MATERIAL TO PROCESS Start Marker
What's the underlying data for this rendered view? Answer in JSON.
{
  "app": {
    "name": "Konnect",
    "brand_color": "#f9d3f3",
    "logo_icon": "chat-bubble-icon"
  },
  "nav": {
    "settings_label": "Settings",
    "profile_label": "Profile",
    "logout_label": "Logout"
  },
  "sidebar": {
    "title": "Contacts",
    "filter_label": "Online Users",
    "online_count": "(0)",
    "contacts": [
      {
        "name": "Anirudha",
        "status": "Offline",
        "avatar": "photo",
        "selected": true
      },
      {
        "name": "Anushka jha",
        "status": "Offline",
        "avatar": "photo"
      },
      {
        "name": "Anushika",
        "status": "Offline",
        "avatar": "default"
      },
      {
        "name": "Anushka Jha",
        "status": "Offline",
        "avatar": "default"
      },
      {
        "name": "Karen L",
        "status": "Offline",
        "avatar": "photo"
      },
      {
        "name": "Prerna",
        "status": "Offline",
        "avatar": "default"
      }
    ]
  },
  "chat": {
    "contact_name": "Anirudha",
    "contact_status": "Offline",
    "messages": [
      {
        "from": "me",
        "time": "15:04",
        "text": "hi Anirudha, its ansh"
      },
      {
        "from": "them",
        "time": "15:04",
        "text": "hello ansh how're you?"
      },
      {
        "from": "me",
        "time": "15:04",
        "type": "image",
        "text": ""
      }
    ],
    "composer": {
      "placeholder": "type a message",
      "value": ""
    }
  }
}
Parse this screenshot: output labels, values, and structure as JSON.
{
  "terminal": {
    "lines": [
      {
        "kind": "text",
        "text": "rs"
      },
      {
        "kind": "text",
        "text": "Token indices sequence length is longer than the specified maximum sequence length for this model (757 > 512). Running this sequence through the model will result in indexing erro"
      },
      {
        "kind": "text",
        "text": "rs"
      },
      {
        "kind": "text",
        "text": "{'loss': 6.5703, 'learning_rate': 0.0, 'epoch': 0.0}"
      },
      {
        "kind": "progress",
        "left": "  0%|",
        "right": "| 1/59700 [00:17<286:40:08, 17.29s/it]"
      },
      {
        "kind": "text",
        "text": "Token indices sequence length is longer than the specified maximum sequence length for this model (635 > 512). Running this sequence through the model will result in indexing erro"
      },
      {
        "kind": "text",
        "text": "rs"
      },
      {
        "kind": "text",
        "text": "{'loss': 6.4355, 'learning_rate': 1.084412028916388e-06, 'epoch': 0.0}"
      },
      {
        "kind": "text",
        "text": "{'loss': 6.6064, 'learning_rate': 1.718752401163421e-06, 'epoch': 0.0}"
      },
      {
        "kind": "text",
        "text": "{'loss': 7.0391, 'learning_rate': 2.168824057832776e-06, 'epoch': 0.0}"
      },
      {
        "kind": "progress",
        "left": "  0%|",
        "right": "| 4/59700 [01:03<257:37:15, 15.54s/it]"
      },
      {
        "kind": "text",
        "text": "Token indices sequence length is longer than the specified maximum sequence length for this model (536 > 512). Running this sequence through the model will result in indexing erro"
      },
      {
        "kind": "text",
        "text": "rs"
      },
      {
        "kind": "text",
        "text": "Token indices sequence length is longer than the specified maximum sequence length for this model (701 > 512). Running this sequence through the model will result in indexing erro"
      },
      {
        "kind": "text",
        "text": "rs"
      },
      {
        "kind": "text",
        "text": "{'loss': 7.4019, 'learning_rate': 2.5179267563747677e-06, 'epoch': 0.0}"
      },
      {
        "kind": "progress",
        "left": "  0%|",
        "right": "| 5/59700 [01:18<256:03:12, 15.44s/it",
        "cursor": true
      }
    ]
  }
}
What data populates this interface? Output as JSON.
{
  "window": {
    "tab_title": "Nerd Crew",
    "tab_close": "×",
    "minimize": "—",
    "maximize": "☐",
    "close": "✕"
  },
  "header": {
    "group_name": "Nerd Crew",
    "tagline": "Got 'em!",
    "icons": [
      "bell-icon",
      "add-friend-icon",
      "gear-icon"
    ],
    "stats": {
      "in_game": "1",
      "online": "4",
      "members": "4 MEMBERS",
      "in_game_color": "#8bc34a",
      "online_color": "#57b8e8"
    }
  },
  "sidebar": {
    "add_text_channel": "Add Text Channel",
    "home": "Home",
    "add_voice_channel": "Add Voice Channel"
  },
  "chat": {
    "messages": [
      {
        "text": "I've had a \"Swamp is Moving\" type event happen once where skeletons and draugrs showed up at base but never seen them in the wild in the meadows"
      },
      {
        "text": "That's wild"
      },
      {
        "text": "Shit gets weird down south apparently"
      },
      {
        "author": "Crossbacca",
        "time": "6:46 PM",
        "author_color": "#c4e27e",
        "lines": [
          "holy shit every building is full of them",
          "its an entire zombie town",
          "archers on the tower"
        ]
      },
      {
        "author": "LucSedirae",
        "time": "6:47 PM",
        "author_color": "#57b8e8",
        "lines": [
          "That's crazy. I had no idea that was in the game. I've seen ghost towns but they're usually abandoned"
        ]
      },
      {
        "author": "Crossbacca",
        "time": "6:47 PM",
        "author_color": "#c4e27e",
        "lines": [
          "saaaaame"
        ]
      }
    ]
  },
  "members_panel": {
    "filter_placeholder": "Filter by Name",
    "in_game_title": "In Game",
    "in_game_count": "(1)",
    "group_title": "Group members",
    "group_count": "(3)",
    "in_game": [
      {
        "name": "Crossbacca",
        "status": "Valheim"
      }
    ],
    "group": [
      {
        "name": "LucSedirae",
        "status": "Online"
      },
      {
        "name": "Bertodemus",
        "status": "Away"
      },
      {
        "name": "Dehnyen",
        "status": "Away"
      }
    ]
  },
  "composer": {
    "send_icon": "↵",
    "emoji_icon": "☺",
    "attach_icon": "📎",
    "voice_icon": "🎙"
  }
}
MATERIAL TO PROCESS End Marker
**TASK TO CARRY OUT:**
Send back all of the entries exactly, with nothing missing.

**EXERCISE SOLUTION:**
What's the underlying data for this rendered view? Answer in JSON.
{
  "app": {
    "name": "Konnect",
    "brand_color": "#f9d3f3",
    "logo_icon": "chat-bubble-icon"
  },
  "nav": {
    "settings_label": "Settings",
    "profile_label": "Profile",
    "logout_label": "Logout"
  },
  "sidebar": {
    "title": "Contacts",
    "filter_label": "Online Users",
    "online_count": "(0)",
    "contacts": [
      {
        "name": "Anirudha",
        "status": "Offline",
        "avatar": "photo",
        "selected": true
      },
      {
        "name": "Anushka jha",
        "status": "Offline",
        "avatar": "photo"
      },
      {
        "name": "Anushika",
        "status": "Offline",
        "avatar": "default"
      },
      {
        "name": "Anushka Jha",
        "status": "Offline",
        "avatar": "default"
      },
      {
        "name": "Karen L",
        "status": "Offline",
        "avatar": "photo"
      },
      {
        "name": "Prerna",
        "status": "Offline",
        "avatar": "default"
      }
    ]
  },
  "chat": {
    "contact_name": "Anirudha",
    "contact_status": "Offline",
    "messages": [
      {
        "from": "me",
        "time": "15:04",
        "text": "hi Anirudha, its ansh"
      },
      {
        "from": "them",
        "time": "15:04",
        "text": "hello ansh how're you?"
      },
      {
        "from": "me",
        "time": "15:04",
        "type": "image",
        "text": ""
      }
    ],
    "composer": {
      "placeholder": "type a message",
      "value": ""
    }
  }
}
Parse this screenshot: output labels, values, and structure as JSON.
{
  "terminal": {
    "lines": [
      {
        "kind": "text",
        "text": "rs"
      },
      {
        "kind": "text",
        "text": "Token indices sequence length is longer than the specified maximum sequence length for this model (757 > 512). Running this sequence through the model will result in indexing erro"
      },
      {
        "kind": "text",
        "text": "rs"
      },
      {
        "kind": "text",
        "text": "{'loss': 6.5703, 'learning_rate': 0.0, 'epoch': 0.0}"
      },
      {
        "kind": "progress",
        "left": "  0%|",
        "right": "| 1/59700 [00:17<286:40:08, 17.29s/it]"
      },
      {
        "kind": "text",
        "text": "Token indices sequence length is longer than the specified maximum sequence length for this model (635 > 512). Running this sequence through the model will result in indexing erro"
      },
      {
        "kind": "text",
        "text": "rs"
      },
      {
        "kind": "text",
        "text": "{'loss': 6.4355, 'learning_rate': 1.084412028916388e-06, 'epoch': 0.0}"
      },
      {
        "kind": "text",
        "text": "{'loss': 6.6064, 'learning_rate': 1.718752401163421e-06, 'epoch': 0.0}"
      },
      {
        "kind": "text",
        "text": "{'loss': 7.0391, 'learning_rate': 2.168824057832776e-06, 'epoch': 0.0}"
      },
      {
        "kind": "progress",
        "left": "  0%|",
        "right": "| 4/59700 [01:03<257:37:15, 15.54s/it]"
      },
      {
        "kind": "text",
        "text": "Token indices sequence length is longer than the specified maximum sequence length for this model (536 > 512). Running this sequence through the model will result in indexing erro"
      },
      {
        "kind": "text",
        "text": "rs"
      },
      {
        "kind": "text",
        "text": "Token indices sequence length is longer than the specified maximum sequence length for this model (701 > 512). Running this sequence through the model will result in indexing erro"
      },
      {
        "kind": "text",
        "text": "rs"
      },
      {
        "kind": "text",
        "text": "{'loss': 7.4019, 'learning_rate': 2.5179267563747677e-06, 'epoch': 0.0}"
      },
      {
        "kind": "progress",
        "left": "  0%|",
        "right": "| 5/59700 [01:18<256:03:12, 15.44s/it",
        "cursor": true
      }
    ]
  }
}
What data populates this interface? Output as JSON.
{
  "window": {
    "tab_title": "Nerd Crew",
    "tab_close": "×",
    "minimize": "—",
    "maximize": "☐",
    "close": "✕"
  },
  "header": {
    "group_name": "Nerd Crew",
    "tagline": "Got 'em!",
    "icons": [
      "bell-icon",
      "add-friend-icon",
      "gear-icon"
    ],
    "stats": {
      "in_game": "1",
      "online": "4",
      "members": "4 MEMBERS",
      "in_game_color": "#8bc34a",
      "online_color": "#57b8e8"
    }
  },
  "sidebar": {
    "add_text_channel": "Add Text Channel",
    "home": "Home",
    "add_voice_channel": "Add Voice Channel"
  },
  "chat": {
    "messages": [
      {
        "text": "I've had a \"Swamp is Moving\" type event happen once where skeletons and draugrs showed up at base but never seen them in the wild in the meadows"
      },
      {
        "text": "That's wild"
      },
      {
        "text": "Shit gets weird down south apparently"
      },
      {
        "author": "Crossbacca",
        "time": "6:46 PM",
        "author_color": "#c4e27e",
        "lines": [
          "holy shit every building is full of them",
          "its an entire zombie town",
          "archers on the tower"
        ]
      },
      {
        "author": "LucSedirae",
        "time": "6:47 PM",
        "author_color": "#57b8e8",
        "lines": [
          "That's crazy. I had no idea that was in the game. I've seen ghost towns but they're usually abandoned"
        ]
      },
      {
        "author": "Crossbacca",
        "time": "6:47 PM",
        "author_color": "#c4e27e",
        "lines": [
          "saaaaame"
        ]
      }
    ]
  },
  "members_panel": {
    "filter_placeholder": "Filter by Name",
    "in_game_title": "In Game",
    "in_game_count": "(1)",
    "group_title": "Group members",
    "group_count": "(3)",
    "in_game": [
      {
        "name": "Crossbacca",
        "status": "Valheim"
      }
    ],
    "group": [
      {
        "name": "LucSedirae",
        "status": "Online"
      },
      {
        "name": "Bertodemus",
        "status": "Away"
      },
      {
        "name": "Dehnyen",
        "status": "Away"
      }
    ]
  },
  "composer": {
    "send_icon": "↵",
    "emoji_icon": "☺",
    "attach_icon": "📎",
    "voice_icon": "🎙"
  }
}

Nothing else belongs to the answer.